…and the quest to see everything

Archive for March 7, 2010

In which I whore myself


This is obviously countrproductive because I’ll get more traffic there than here, but I’m just proud that I have this to say for myself:

http://www.yourkloset.com/arts-decor/oscars-top-10/

You know now that I have not been a good boy.

Have a nice day.


Random Thoughts on Secrets and Lies


You know Marianne Jean-Baptiste from “Without a Trace” but before that, she has played Hortense Cumberbatch in this great Mike Leigh film “Secrets and Lies.” There are drastic events thrown at her character’s life in the past two months. At one point she almost turns up as the depressed, obsessed girl who alienates her old friend, but she seems well-balanced and even cheerful for that. She’s pretty much the equivalent of Sally Hawkins’ Poppy in “Happy Go Lucky.”

Her smiles and goofy faces even pull up everyone around her, like Cynthia Purley, the screechy and mentally fragile woman who we’d find out is Hortense’s white mother. Played by Brenda Blethyn, she has her flaws but thankfully she’s more verbose than Imelda Staunton’s eponymous Vera Drake. She reluctantly meets the daughter she has given away, but her  week nights with Hortense made her rise from her fragility to become an older woman of class.

(Roxanne learns everything for the first time. ph. secret)

The story culminates in a birthday celebration in the suburbs, and yes, it did feel awkward watching one secret pour after another, where one person sobbing triggers another, which made the scene seem both stage-like and real in one stroke.

There’s so many interesting things about this movie – how Cynthia’s rank bitch of a daughter Roxanne becomes strangely beautiful while she’s being vulnerable for the first time, how whoever cast Timothy Spall as the schlubby voice of sanity that he’ll be in half of his movies is a genius,  how long takes are enjoyable with truthful dialogue, how it did work out that Hortense must be lost and regained than to never have been lost at all, how we realize that the portraits of the multicultural Britain get perfectly merged into a family after twenty or so years of struggle.

(The sun in London. ph. secret)

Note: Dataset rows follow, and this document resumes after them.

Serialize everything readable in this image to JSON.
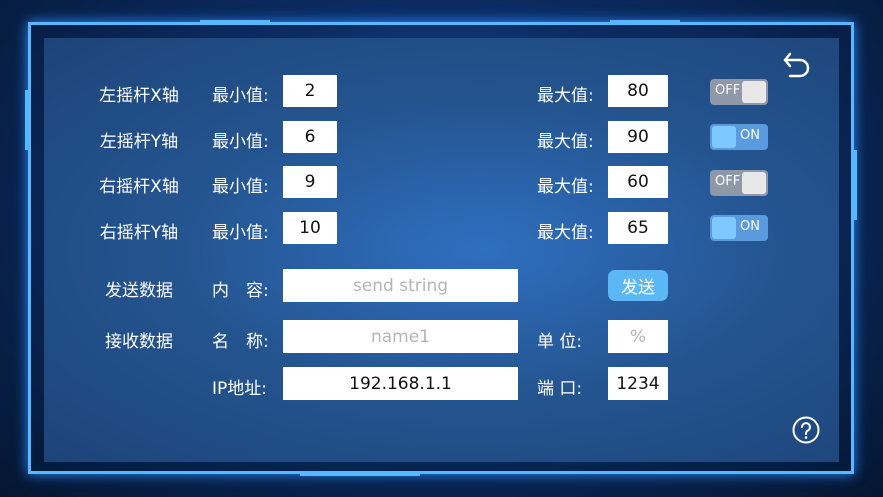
{
  "rows": [
    {
      "name": "左摇杆X轴",
      "min_label": "最小值:",
      "min": "2",
      "max_label": "最大值:",
      "max": "80",
      "toggle": "OFF"
    },
    {
      "name": "左摇杆Y轴",
      "min_label": "最小值:",
      "min": "6",
      "max_label": "最大值:",
      "max": "90",
      "toggle": "ON"
    },
    {
      "name": "右摇杆X轴",
      "min_label": "最小值:",
      "min": "9",
      "max_label": "最大值:",
      "max": "60",
      "toggle": "OFF"
    },
    {
      "name": "右摇杆Y轴",
      "min_label": "最小值:",
      "min": "10",
      "max_label": "最大值:",
      "max": "65",
      "toggle": "ON"
    }
  ],
  "send": {
    "title": "发送数据",
    "content_label": "内　容:",
    "content_placeholder": "send string",
    "button": "发送"
  },
  "receive": {
    "title": "接收数据",
    "name_label": "名　称:",
    "name_placeholder": "name1",
    "unit_label": "单 位:",
    "unit_placeholder": "%"
  },
  "network": {
    "ip_label": "IP地址:",
    "ip": "192.168.1.1",
    "port_label": "端 口:",
    "port": "1234"
  },
  "icons": {
    "back": "undo-arrow-icon",
    "help": "question-circle-icon"
  },
  "colors": {
    "frame": "#58b8ff",
    "button": "#5cb8f5",
    "toggle_on": "#5a9be0",
    "toggle_off": "#8e98a8"
  }
}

And there’s something glorious about this last shot. The sun shines on Cynthia. You can see Hortense’s face smiling even from that height. The backyard’s a little untamed but it’s the perfect place for a banal teatime.

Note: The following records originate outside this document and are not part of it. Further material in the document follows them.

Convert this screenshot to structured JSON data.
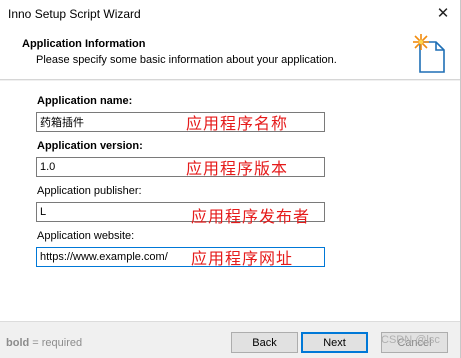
{
  "window": {
    "title": "Inno Setup Script Wizard",
    "close_glyph": "✕"
  },
  "header": {
    "title": "Application Information",
    "subtitle": "Please specify some basic information about your application.",
    "icon": "wizard-page-icon"
  },
  "fields": {
    "name": {
      "label": "Application name:",
      "value": "药箱插件",
      "annotation": "应用程序名称"
    },
    "version": {
      "label": "Application version:",
      "value": "1.0",
      "annotation": "应用程序版本"
    },
    "publisher": {
      "label": "Application publisher:",
      "value": "L",
      "annotation": "应用程序发布者"
    },
    "website": {
      "label": "Application website:",
      "value": "https://www.example.com/",
      "annotation": "应用程序网址"
    }
  },
  "footer": {
    "hint_bold": "bold",
    "hint_rest": " = required",
    "back_label": "Back",
    "next_label": "Next",
    "cancel_label": "Cancel",
    "watermark": "CSDN @lsc"
  },
  "colors": {
    "annotation": "#e51b1b",
    "focus": "#0078d7"
  }
}
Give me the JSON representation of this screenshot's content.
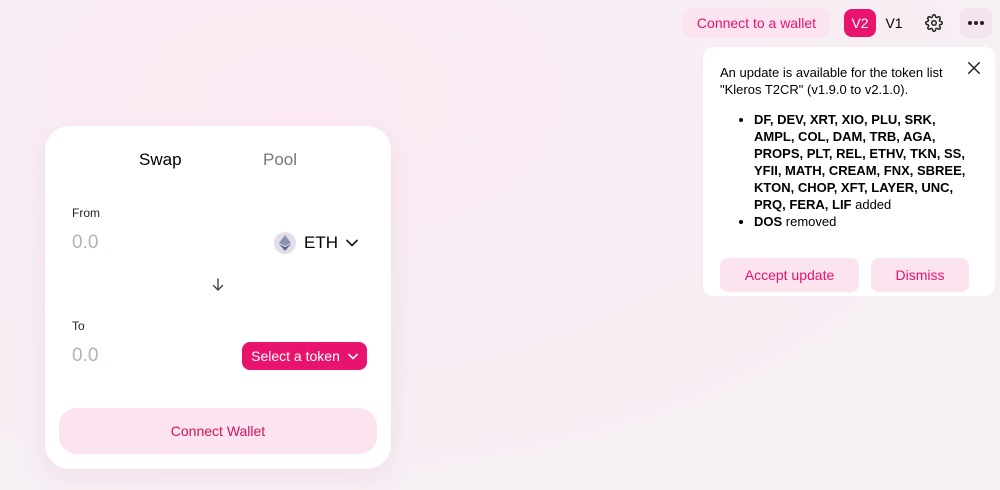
{
  "header": {
    "connect_label": "Connect to a wallet",
    "v2_label": "V2",
    "v1_label": "V1",
    "settings_icon": "gear-icon",
    "more_icon": "more-icon"
  },
  "popup": {
    "message": "An update is available for the token list \"Kleros T2CR\" (v1.9.0 to v2.1.0).",
    "added_tokens": "DF, DEV, XRT, XIO, PLU, SRK, AMPL, COL, DAM, TRB, AGA, PROPS, PLT, REL, ETHV, TKN, SS, YFII, MATH, CREAM, FNX, SBREE, KTON, CHOP, XFT, LAYER, UNC, PRQ, FERA, LIF",
    "added_suffix": " added",
    "removed_tokens": "DOS",
    "removed_suffix": " removed",
    "accept_label": "Accept update",
    "dismiss_label": "Dismiss"
  },
  "swap": {
    "tab_swap": "Swap",
    "tab_pool": "Pool",
    "from_label": "From",
    "from_amount": "0.0",
    "from_token": "ETH",
    "to_label": "To",
    "to_amount": "0.0",
    "select_token_label": "Select a token",
    "connect_wallet_label": "Connect Wallet"
  },
  "colors": {
    "accent": "#e8136d",
    "accent_light": "#fbe3ef"
  }
}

And big digression here but just seeing this ultimate dysfunctional family, I just know that Mike Leigh should direct August: Osage County with a fuck off British cast.

I’m so emotionally exhausted from that movie now.